Eat to tip the odds in your favor
Don't you wish there were a diet that could assure you a life free from
cancer? Most experts agree it doesn't exist -- yet. But there is a way to eat
and live that could put the odds of preventing cancer in your favor.
The dietary habits that tend to increase our cancer risk come down to too
much and too little: Too much red meat, alcohol, fried foods, refined
carbohydrates and sugars, and too much body fat; too few phytochemical-rich
plant foods and too little exercise. (Of course, you already know you shouldn't
smoke or get too much sun.)
To decrease our risk, for example, we want to eat whole grains (such as
whole wheat, barley, and oats) and plenty of fruits and vegetables. Many fruits
and vegetables have cancer-fighting potential. For example, lycopene, a
phytochemical found in cooked tomatoes and tomato products, has been shown to
slow the growth of breast, lung, and endometrial tumors and to reduce prostate,
stomach, and pancreatic cancer risks.
Randall Oyer, MD, chairman of medical oncology at John Muir Medical Center
in Walnut Creek, Calif., isn't afraid to say that nutrition plays a role in
cancer prevention, but he cautions against making a connection within a short
time frame. "What a person has been eating a year before they were
diagnosed with breast cancer, for example, probably isn't as relevant as what
they've been eating a decade or two before," he explains.
And most cancer researchers admit there's stronger scientific evidence for a
link between diet and colon cancer, for example, than for one between diet and
breast cancer -- the cancer that so many women fear the most. But we're
learning more every day.
In the past year, scores of studies have been published on diet and breast

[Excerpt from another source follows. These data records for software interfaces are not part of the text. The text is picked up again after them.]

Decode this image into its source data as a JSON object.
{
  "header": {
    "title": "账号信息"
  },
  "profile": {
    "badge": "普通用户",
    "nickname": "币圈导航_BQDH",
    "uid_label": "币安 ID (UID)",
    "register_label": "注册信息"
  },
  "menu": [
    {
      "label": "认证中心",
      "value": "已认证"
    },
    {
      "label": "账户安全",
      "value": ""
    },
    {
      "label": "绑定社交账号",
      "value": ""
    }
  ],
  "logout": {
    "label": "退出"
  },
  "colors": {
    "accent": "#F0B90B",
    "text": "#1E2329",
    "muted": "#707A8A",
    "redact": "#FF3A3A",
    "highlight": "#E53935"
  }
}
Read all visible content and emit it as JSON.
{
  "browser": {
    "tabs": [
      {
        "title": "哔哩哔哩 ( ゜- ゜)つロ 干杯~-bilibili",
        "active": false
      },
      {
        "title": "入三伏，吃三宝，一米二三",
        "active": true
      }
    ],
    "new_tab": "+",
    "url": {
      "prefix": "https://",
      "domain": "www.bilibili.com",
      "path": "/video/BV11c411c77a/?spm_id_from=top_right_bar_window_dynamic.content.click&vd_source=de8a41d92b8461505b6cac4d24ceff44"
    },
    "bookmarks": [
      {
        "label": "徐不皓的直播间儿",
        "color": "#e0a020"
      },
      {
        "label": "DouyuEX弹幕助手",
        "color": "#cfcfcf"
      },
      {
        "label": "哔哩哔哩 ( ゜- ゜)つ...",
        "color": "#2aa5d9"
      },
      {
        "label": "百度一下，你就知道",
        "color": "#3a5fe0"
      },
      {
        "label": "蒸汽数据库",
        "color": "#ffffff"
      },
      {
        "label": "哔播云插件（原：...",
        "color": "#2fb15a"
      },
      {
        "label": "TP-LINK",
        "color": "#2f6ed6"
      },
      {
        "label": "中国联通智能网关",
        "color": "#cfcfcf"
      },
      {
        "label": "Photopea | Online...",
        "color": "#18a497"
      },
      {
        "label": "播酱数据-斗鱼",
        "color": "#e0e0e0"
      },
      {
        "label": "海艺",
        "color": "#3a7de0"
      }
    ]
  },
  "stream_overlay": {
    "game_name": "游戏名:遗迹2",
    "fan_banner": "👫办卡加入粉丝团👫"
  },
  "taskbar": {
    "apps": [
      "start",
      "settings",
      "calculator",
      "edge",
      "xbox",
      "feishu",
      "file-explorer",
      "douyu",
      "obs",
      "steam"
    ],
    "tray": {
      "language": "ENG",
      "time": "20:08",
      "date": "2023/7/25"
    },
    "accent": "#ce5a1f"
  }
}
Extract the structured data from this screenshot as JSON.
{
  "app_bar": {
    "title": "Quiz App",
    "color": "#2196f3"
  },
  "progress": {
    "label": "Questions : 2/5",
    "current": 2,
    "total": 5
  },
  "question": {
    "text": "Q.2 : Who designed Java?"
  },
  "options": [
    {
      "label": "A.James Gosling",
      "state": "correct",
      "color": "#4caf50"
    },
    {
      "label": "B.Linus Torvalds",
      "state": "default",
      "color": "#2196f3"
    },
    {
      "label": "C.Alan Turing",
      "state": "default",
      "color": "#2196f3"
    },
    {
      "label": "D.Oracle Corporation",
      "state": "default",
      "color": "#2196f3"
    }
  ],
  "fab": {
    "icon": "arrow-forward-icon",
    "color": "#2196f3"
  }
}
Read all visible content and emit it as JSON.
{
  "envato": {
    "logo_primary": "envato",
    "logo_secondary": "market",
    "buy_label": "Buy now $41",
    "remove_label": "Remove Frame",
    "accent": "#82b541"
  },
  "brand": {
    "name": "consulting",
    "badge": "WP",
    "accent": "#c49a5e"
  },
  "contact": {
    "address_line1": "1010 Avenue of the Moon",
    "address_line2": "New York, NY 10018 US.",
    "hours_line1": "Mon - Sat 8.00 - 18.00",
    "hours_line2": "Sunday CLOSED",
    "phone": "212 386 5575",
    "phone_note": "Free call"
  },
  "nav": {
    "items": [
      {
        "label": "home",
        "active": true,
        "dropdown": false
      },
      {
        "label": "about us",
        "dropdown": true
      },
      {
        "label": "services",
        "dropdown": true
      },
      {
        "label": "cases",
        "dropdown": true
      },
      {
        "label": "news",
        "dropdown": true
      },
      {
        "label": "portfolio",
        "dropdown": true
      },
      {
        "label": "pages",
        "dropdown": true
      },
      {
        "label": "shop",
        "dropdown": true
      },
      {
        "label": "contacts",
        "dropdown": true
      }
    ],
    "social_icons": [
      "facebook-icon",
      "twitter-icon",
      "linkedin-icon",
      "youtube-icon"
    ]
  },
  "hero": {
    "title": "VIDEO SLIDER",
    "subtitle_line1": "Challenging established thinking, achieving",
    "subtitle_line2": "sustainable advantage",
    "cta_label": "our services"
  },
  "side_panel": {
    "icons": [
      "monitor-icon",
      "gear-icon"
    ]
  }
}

cancer alone. And more and more of this research is distinguishing between the
effects that certain nutrients have on women before menopause and after.
In my opinion, future studies also should look at the differences between
types of fat and types of carbohydrates. Some studies have suggested that
higher-fiber, high-phytochemical plant foods (which are rich in carbohydrates)
may have protective effects, while refined carbohydrates and sugars may have
negative ones. Others have suggested that olive oil (and monounsaturated fat)
and omega-3 fatty acids may help reduce breast cancer risks.
Should It Really Be "10-a-Day"?
Although some earlier scientific studies failed to find a link between
eating vegetables and fruits and reduced risk for some types of cancers, more
recent ones are reversing that trend.
For example, a recent study in Northern Italy suggested that raw vegetables
may help protect against both breast and prostate cancer. Other research has
indicated that cruciferous vegetables (like broccoli, cauliflower, and cabbage)
may play a role in reducing breast-cancer risks in premenopausal women. One of
the benefits of cruciferous veggies may be their abundant supply of
isothiocyanates. These phytochemicals may help increase certain enzymes that
detoxify cancer-promoting chemicals.